Okay, so tonight, President George W. Bush stands before America to announce a significant strategy change or, more accurately, to use new words to describe doing the same thing that hasn't been working for the past four years. The White House has protested the use of the word "escalation" to describe the process of sending five more battalions to Iraq for an indeterminate length of time, saying that it would only be a few thousand troops and it would be for a short period of time, which is more of a "surge" than an escalation.
Point the first: Rather than having a specific deadline for troop withdrawal, guaranteeing that the escalation would, in fact, be for a short (specific) period of time, he has assigned benchmarks to the Iraqi army. Iraqi troops must, among other thing, actually show up for work, perform their duties regardless of sectarian interests, and follow a clear chain of command with Prime Minister Maliki at the top before the "surged" troops can return home. It could, in fact, be a mere six months before our guys would be back with a great tan and a few great drinking stories to show for it, or it could be a year, or it could be two years; swearing that this wouldn't be an open-ended deployment, our president nonetheless doesn't do timelines.
Point the second: Bush wants 21,500 troops. I want a rich Clive Owen lookalike who thinks my football addiction is cute. At least I'm used to disappointment; Bush may be shattered to learn that the military has, in fact, somewhere around 9,000 troops capable of "surging" into Iraq at this point. Not to mention the fact that we can barely afford to arm and armor the troops already there.
Point the third: Bush's plan for the troops (or, at least, as much of the plan as has been leaked) call for rules of engagement that would make it easier for Iraqi troops to strike back at militias. Follow this up the aforementioned clear chain of command and decide whether or not Prime Minister Maliki is really that interested in picking a fight with Muqtada al Sadr and/or stop Shiite death squads from torturing and killing people, and if he is, why he hasn't done it sooner.
Dan Bartlett has said that the president will also admit that American and Iraqi forces were ill-equipped to keep the peace in Iraq following the fall of Saddam Hussein's regime. He cites "rules of engagement" that prevented this; most members of the military and, for that matter, most Americans would agree that "halfassing the invasion" and "not giving the generals as many troops as they explicitly said they needed" could be added to the Why-Why chart.
Resolving such a stunning lack of self-awarness might be a priority for a president in his position, but apparently, ours is too busy.
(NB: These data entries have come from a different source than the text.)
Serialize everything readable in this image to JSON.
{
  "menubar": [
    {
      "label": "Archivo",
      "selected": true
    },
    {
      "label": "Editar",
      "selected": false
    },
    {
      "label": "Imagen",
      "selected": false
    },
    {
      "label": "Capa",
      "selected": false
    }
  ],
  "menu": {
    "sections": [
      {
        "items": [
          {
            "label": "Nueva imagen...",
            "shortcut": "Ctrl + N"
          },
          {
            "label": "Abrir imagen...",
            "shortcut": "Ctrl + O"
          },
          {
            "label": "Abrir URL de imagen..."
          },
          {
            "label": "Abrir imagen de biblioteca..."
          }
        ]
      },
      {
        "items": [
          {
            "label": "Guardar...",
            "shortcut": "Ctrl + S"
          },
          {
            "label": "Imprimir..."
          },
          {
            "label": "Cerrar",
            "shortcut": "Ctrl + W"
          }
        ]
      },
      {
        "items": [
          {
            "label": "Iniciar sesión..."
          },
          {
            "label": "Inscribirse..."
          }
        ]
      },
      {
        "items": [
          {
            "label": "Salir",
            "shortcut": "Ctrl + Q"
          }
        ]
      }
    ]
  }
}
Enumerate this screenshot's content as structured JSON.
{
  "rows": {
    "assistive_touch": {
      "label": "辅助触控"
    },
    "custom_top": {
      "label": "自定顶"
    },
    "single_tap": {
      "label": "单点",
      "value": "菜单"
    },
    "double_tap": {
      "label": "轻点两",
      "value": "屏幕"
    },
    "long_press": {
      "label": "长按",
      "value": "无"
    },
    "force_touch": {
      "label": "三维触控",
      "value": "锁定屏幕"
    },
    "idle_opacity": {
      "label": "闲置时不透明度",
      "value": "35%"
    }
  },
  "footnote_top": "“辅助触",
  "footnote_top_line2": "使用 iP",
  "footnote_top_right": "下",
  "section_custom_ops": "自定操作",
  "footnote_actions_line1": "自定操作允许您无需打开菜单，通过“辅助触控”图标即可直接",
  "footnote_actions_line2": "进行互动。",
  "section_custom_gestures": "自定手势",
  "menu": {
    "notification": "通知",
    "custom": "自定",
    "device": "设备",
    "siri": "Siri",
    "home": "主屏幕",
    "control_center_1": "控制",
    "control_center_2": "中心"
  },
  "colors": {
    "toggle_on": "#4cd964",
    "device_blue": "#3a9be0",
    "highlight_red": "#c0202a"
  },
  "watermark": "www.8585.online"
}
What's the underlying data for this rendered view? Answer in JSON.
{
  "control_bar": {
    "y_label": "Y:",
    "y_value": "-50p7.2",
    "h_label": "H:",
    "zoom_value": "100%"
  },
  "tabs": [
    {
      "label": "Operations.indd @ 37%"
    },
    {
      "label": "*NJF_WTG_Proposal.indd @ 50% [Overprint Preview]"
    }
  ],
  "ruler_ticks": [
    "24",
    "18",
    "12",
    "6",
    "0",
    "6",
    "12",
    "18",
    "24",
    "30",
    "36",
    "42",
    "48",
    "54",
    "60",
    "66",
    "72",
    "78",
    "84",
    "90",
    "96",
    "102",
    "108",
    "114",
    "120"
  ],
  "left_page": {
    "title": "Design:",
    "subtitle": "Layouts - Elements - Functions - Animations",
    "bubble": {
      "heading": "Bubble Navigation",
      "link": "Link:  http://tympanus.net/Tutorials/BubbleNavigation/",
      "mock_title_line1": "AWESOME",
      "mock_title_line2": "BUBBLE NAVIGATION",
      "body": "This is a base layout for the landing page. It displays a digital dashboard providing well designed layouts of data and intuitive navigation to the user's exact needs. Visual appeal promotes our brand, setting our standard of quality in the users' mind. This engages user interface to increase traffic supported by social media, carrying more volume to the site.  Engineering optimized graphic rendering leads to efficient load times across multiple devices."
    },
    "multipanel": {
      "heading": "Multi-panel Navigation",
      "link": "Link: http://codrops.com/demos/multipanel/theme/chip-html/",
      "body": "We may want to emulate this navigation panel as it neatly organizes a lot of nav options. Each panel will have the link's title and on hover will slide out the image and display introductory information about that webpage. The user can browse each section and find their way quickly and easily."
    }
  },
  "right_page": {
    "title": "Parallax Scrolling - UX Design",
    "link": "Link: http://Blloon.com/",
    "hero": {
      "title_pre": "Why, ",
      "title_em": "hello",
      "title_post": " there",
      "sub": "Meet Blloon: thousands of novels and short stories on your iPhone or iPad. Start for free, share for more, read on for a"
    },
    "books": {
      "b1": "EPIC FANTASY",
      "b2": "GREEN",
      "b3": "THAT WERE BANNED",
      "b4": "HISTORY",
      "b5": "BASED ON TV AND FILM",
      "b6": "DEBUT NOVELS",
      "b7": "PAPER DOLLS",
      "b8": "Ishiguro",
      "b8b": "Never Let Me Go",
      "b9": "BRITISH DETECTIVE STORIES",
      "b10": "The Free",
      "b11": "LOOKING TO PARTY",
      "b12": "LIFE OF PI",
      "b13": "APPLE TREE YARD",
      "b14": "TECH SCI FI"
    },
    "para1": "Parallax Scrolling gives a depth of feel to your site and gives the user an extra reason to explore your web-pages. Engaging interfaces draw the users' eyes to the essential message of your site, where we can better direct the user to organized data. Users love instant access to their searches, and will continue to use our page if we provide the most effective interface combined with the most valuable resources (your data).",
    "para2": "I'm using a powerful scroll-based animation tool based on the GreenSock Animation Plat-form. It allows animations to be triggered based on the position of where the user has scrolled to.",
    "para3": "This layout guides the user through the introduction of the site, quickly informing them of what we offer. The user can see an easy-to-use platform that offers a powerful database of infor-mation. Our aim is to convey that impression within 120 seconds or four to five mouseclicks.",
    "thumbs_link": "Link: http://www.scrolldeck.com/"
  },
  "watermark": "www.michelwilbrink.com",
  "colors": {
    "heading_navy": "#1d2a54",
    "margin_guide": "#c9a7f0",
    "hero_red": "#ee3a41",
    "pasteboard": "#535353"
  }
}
While acknowledging the importance of input from his generals - "It's important to trust the judgment of the military when they're making military plans ... I'm a strict adherer [sic] to the command structure" - he simultaneously decides... not to.
Pentagon insiders say members of the Joint Chiefs of Staff have long opposed the increase in troops and are only grudgingly going along with the plan because they have been promised that the military escalation will be matched by renewed political and economic efforts in Iraq. Gen. John P. Abizaid, the outgoing head of Central Command, said less than two months ago that adding U.S. troops was not the answer for Iraq.
Here's why he doesn't care: Bush's legacy trumps winning the war. He doesn't know how to win it. He doesn't know if it can be won. He doesn't really know what winning would look like. Bush wants to put $5 in the gas tank in the hope that he can limp this war along for two more years until it's no longer his problem. He realizes that the glorious Ridley Scott victory on which he still vehemently insists may be - probably is - impossible, but that if he can just make it to the handoff in 2008, the responsibility of being a true leader, cutting losses, and bringing the troops home will be out of his hands. He will forever be the President Who Wouldn't Say Die, and his successor will be the quitter who lost us the war.
If it takes 1,604 troop deaths to get him to that point, so be it.
The generals don't want more troops. The Iraqi government doesn't want more troops. The troops don't want more troops. The American people don't want to send any more troops, and our allies don't intend to send any more troops. President Bush has said that he'll stubbornly push forward with his ill-conceived plans even if Laura and Barney are the only ones who support him; that point is rapidly approaching. And he doesn't care.
(H/T Kevin Drum and ThinkProgress.)